··· Data

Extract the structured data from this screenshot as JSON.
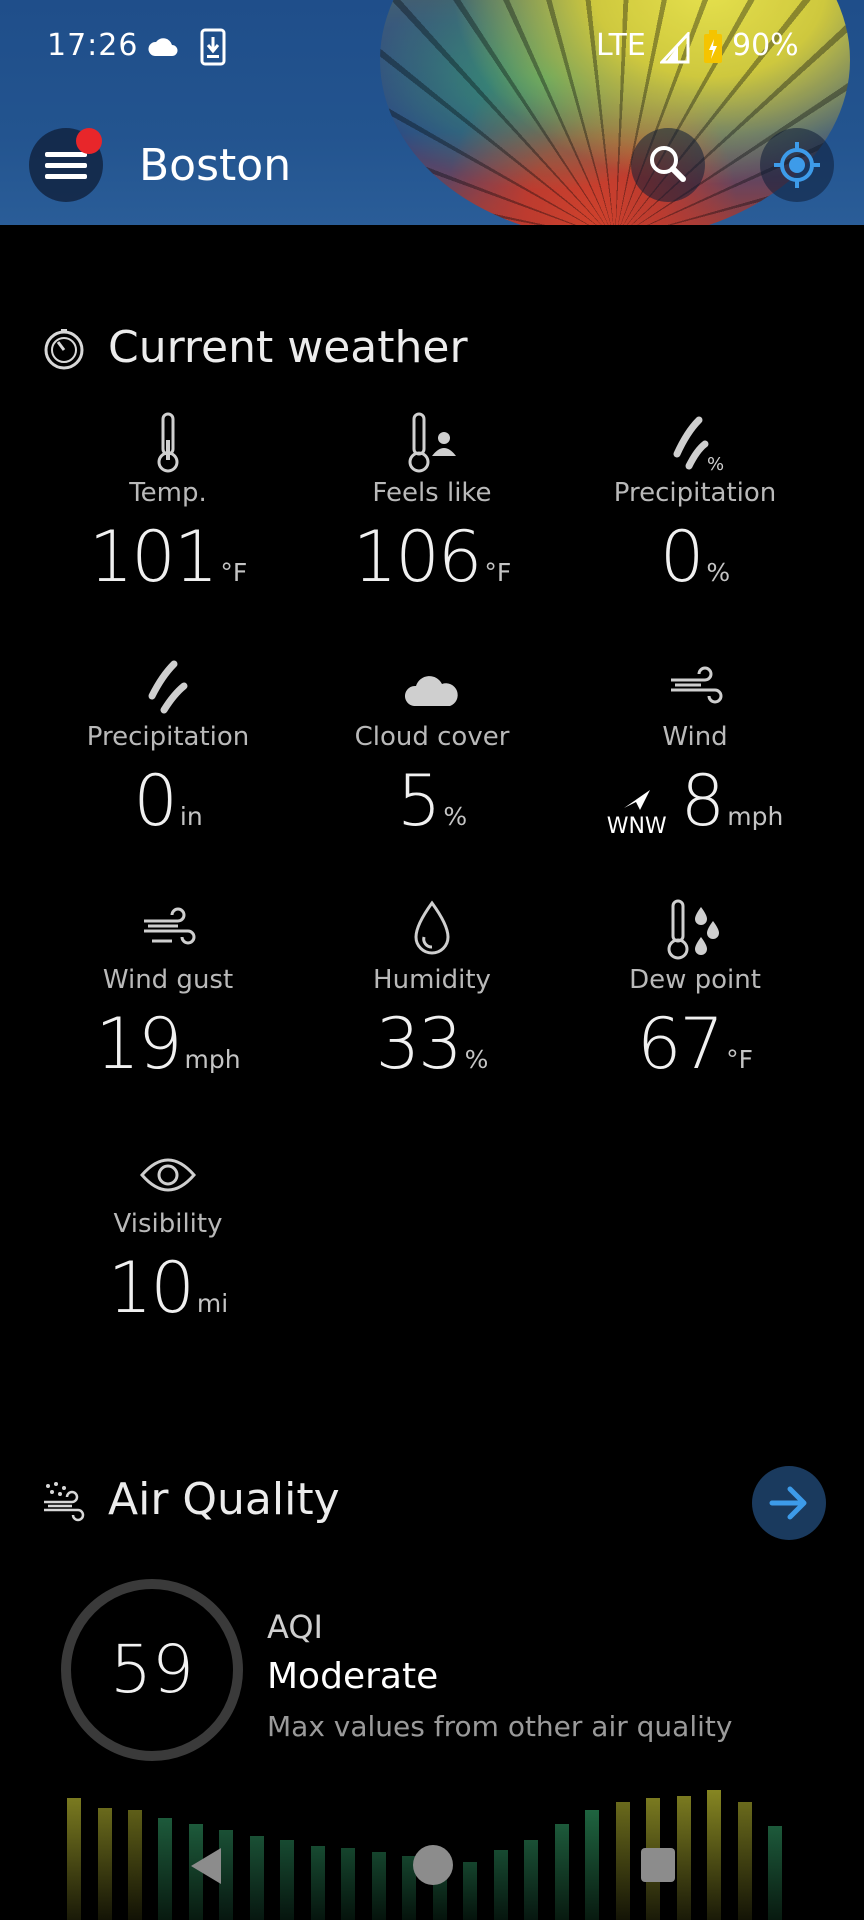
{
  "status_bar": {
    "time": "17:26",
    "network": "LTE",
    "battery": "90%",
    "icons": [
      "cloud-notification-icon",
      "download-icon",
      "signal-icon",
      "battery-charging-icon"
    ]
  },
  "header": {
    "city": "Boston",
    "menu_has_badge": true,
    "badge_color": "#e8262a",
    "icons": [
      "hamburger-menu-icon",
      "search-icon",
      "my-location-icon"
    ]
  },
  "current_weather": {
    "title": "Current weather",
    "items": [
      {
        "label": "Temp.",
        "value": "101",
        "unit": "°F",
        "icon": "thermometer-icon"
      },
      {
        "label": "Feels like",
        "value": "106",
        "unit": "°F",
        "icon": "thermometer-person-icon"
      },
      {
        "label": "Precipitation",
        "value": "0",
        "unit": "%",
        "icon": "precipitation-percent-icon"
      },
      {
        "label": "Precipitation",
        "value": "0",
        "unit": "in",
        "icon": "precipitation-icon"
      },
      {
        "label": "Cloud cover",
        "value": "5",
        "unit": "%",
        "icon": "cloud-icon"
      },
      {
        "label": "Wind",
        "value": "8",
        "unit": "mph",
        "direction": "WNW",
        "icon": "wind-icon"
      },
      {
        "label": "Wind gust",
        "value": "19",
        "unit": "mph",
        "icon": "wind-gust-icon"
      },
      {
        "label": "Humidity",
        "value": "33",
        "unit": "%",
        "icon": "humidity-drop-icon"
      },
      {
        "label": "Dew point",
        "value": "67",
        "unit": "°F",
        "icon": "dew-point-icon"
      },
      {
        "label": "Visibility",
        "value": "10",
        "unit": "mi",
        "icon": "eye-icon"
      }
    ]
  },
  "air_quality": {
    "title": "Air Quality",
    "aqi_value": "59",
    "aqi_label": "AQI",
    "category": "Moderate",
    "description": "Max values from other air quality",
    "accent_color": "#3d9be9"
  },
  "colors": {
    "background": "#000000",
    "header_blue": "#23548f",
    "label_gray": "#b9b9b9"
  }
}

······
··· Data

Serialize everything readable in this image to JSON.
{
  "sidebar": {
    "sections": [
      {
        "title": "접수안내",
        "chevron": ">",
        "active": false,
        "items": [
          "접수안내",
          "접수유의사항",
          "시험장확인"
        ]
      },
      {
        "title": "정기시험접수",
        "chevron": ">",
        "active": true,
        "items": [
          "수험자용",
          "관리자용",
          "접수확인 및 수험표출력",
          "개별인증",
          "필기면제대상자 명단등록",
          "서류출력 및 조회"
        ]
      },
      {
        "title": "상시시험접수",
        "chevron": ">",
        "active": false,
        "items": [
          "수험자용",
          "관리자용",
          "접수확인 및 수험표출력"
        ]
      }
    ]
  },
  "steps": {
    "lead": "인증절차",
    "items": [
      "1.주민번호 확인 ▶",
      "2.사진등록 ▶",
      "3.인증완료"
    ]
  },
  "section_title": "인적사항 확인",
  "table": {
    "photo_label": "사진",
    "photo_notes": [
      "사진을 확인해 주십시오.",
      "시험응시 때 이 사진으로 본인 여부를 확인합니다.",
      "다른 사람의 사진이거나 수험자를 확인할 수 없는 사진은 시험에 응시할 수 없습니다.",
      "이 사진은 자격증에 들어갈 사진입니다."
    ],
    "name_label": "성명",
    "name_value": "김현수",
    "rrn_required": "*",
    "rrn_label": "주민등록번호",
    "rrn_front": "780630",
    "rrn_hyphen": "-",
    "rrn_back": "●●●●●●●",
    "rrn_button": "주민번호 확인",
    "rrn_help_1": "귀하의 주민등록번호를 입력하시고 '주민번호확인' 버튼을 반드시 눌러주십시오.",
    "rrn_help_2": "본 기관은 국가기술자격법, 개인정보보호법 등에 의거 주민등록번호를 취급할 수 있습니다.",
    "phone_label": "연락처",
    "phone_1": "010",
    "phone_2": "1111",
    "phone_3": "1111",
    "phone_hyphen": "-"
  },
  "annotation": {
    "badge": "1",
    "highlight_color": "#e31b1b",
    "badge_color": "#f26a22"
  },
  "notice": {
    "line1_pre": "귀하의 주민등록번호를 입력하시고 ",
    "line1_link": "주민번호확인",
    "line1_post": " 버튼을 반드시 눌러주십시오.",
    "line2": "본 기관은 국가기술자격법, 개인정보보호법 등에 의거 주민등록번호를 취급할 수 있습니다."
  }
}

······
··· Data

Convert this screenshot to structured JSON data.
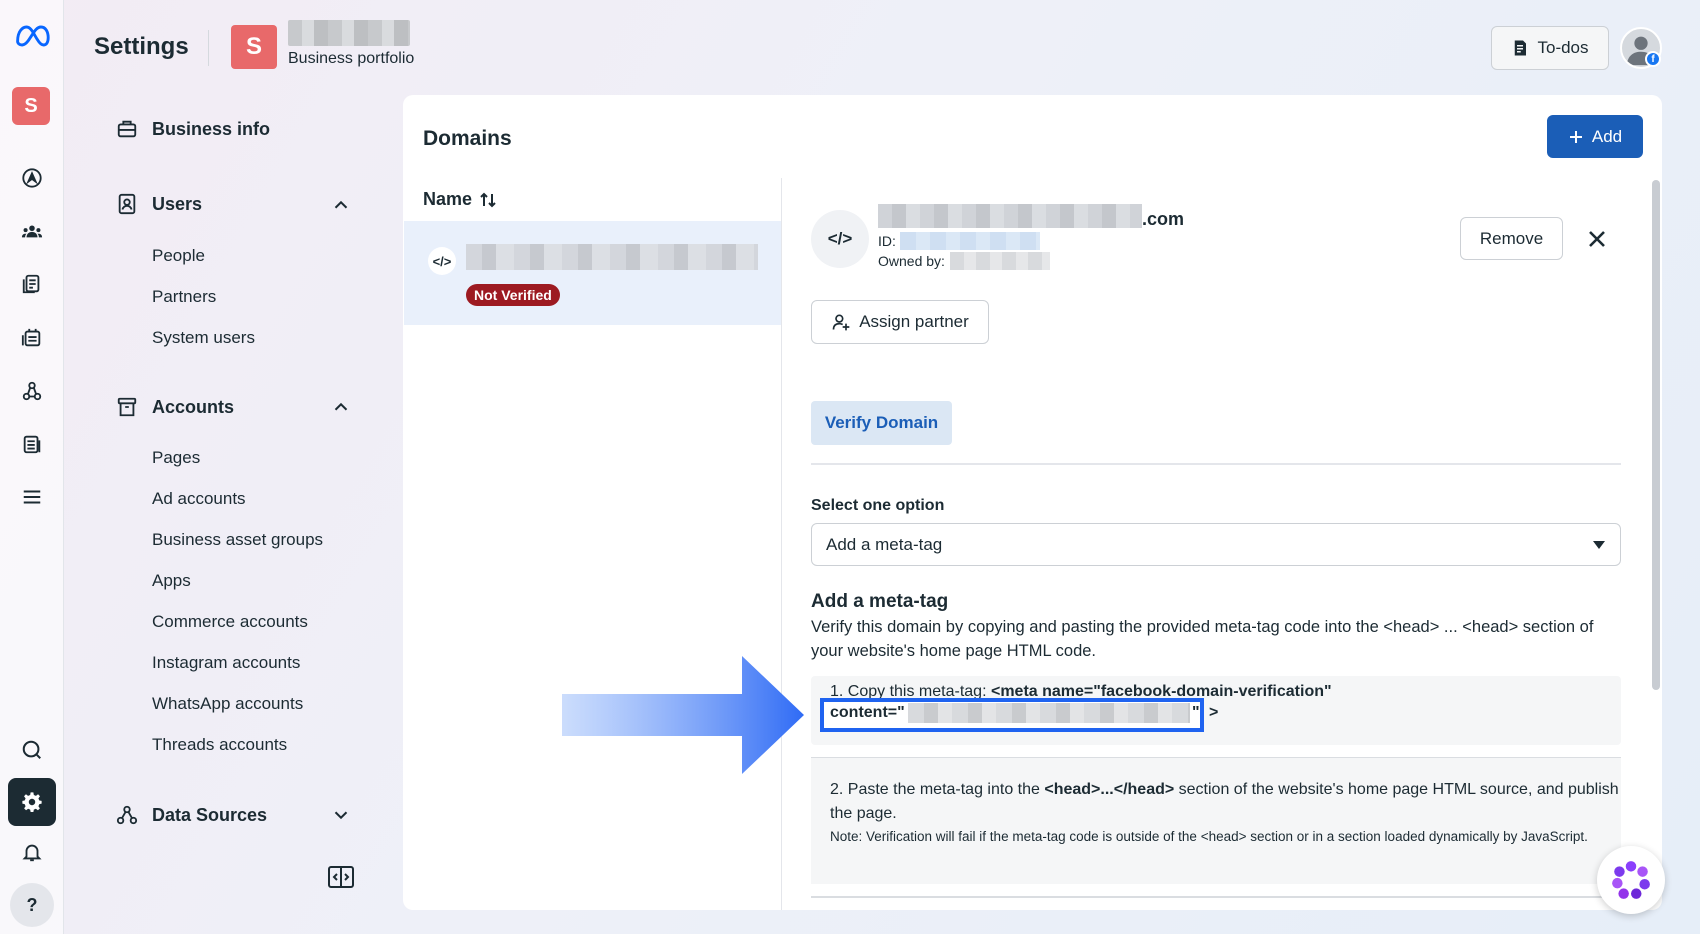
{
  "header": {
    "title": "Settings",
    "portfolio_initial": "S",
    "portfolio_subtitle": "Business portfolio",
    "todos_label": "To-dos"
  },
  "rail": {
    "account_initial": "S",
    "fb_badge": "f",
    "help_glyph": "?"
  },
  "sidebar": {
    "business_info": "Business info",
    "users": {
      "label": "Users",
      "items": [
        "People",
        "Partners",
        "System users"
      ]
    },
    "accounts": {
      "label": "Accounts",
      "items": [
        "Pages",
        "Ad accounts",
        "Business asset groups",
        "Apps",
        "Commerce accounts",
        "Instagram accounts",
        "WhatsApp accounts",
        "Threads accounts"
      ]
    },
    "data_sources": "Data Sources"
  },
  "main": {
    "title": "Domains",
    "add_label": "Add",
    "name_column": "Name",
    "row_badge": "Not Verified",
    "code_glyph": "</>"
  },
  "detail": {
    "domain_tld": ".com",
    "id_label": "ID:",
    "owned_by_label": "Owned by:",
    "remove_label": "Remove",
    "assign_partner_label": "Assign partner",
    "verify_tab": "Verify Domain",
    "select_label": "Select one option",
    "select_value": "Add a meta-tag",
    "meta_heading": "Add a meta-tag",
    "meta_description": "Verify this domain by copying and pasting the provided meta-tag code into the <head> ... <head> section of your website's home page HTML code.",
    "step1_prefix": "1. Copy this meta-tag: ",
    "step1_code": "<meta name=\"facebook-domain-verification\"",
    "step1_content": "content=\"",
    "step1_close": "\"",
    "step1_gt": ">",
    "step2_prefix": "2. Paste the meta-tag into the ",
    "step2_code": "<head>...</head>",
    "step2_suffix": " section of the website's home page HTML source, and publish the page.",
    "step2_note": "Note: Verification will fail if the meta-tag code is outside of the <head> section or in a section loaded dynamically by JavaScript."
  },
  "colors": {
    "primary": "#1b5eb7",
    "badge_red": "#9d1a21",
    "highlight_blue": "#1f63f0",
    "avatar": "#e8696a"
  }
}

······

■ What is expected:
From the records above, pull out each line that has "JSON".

■ Solution below:
Extract the structured data from this screenshot as JSON.
Serialize everything readable in this image to JSON.
Convert this screenshot to structured JSON data.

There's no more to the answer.